Wednesday, June 16, 2010
The Zen Impulse and the Psychoanalytic Encounter
Although psychoanalysis and Zen Buddhism derive from theoretical and philosophical assumptions worlds apart, both experientially-based traditions share at their heart a desire for the understanding, development, and growth of the human experience. Paul Cooper utilizes detailed clinical vignettes to contextualize the implications of Zen Buddhism in the therapeutic setting to demonstrate how its practices and beliefs inform, relate to, and enhance transformative psychoanalytic practice.
The basic concepts of Zen, such as the identity of the relative and the absolute and the foundational principles of emptiness and dependent-arising, are given special attention as they relate to the psychoanalytic concepts of the unconscious and its processes, transference and countertransference, formulations of self, and more. In addition, through an analysis of apophasis, a unique style of discourse that serves as a basic structure for mystical languages, he provides insight into the structure of the seemingly irrational Zen koan in order to demonstrate its function as a pedagogical and psychological tool.
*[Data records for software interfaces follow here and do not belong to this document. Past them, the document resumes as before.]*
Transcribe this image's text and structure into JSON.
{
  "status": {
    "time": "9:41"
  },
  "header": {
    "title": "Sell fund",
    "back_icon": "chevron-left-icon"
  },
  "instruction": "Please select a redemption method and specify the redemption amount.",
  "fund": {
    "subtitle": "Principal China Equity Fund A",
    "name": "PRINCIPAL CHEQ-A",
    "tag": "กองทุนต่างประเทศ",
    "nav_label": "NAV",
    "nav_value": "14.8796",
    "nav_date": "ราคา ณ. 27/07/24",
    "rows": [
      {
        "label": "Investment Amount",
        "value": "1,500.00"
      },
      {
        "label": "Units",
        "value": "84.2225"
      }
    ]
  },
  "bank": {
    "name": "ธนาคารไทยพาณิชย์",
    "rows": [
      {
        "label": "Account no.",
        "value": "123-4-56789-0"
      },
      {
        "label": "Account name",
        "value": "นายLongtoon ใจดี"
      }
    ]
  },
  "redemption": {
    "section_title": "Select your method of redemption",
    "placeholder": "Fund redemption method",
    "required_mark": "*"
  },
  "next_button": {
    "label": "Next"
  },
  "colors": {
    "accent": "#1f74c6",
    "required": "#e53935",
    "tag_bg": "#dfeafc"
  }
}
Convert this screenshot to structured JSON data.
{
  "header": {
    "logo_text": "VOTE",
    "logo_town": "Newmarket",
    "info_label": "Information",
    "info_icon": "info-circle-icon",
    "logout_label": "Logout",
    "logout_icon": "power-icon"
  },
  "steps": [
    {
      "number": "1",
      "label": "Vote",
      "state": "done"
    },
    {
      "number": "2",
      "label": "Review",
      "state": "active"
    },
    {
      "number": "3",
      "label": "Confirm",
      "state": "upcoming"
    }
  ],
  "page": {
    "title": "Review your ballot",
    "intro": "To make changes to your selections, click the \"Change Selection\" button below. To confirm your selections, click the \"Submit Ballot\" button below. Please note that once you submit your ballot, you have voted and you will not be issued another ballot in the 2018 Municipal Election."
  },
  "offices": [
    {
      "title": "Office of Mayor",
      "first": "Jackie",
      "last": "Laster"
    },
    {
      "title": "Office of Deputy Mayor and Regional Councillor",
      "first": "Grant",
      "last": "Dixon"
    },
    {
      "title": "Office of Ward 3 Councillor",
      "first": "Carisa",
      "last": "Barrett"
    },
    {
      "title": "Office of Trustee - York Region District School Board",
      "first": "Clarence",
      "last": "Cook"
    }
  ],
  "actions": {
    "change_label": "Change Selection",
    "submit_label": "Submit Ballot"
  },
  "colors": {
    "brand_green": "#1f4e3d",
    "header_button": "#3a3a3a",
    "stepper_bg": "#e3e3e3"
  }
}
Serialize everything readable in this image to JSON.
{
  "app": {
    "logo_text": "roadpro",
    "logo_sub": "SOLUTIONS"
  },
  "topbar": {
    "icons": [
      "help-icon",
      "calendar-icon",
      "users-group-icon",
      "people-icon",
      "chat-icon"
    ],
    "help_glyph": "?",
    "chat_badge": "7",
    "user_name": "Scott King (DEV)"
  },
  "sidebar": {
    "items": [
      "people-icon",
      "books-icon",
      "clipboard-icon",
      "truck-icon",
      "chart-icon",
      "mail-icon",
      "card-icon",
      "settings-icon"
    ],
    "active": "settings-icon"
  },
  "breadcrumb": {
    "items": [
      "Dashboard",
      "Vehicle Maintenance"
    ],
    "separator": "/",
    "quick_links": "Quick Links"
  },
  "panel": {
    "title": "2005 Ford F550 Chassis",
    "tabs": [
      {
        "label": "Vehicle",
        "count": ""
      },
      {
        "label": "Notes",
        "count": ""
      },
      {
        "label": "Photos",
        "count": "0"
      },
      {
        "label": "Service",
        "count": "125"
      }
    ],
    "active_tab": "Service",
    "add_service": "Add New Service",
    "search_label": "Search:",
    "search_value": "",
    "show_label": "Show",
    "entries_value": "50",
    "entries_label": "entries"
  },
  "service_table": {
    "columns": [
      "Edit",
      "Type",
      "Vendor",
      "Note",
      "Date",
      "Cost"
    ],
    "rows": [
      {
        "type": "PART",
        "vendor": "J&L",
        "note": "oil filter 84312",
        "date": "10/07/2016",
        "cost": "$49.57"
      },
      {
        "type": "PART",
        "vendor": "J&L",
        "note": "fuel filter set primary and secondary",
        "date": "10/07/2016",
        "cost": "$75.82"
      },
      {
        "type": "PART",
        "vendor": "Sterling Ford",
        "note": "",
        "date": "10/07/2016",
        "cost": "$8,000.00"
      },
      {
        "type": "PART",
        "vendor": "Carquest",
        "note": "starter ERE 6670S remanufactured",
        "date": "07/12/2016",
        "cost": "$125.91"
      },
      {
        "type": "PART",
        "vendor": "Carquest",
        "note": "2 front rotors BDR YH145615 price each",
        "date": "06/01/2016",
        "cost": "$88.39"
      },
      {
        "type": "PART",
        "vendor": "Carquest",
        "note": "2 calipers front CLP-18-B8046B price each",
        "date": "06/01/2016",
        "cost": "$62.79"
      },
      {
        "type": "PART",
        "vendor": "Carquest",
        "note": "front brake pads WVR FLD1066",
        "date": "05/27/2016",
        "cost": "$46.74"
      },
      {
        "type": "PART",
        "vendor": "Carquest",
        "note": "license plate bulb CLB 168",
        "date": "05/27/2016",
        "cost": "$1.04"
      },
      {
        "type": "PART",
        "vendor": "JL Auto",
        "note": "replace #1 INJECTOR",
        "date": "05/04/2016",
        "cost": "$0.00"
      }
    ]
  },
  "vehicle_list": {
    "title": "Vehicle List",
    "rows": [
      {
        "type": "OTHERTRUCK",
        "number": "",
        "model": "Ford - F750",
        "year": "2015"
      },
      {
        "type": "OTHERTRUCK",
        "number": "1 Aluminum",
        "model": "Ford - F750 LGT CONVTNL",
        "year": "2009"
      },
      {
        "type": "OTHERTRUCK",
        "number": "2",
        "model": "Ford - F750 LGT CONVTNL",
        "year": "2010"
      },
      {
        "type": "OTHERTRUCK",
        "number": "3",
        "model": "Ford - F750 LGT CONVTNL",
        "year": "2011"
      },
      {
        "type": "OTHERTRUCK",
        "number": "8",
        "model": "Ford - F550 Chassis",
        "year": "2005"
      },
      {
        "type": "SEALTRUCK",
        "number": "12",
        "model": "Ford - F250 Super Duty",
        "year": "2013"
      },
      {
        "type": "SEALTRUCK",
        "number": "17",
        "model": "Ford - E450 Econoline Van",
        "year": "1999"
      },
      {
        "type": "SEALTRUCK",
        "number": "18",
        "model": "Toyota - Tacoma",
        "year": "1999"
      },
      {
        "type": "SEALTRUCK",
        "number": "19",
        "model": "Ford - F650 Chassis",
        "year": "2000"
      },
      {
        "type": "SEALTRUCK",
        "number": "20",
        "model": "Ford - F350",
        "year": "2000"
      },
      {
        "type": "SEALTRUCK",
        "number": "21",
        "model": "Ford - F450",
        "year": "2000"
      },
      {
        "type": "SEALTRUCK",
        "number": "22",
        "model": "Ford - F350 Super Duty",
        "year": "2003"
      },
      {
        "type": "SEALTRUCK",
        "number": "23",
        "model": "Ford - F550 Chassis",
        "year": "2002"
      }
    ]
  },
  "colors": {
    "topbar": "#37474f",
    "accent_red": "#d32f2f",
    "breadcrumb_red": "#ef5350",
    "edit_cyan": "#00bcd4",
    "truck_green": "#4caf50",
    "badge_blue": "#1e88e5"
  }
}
Though mindful of their differences, Cooper’s intent throughout is to illustrate how the practices of both Zen and psychoanalysis become internalized by the individual who engages in them and can, in turn, inform one another in mutually beneficial ways in an effort to comprehend the ramifications of an individual or collective expanding vision.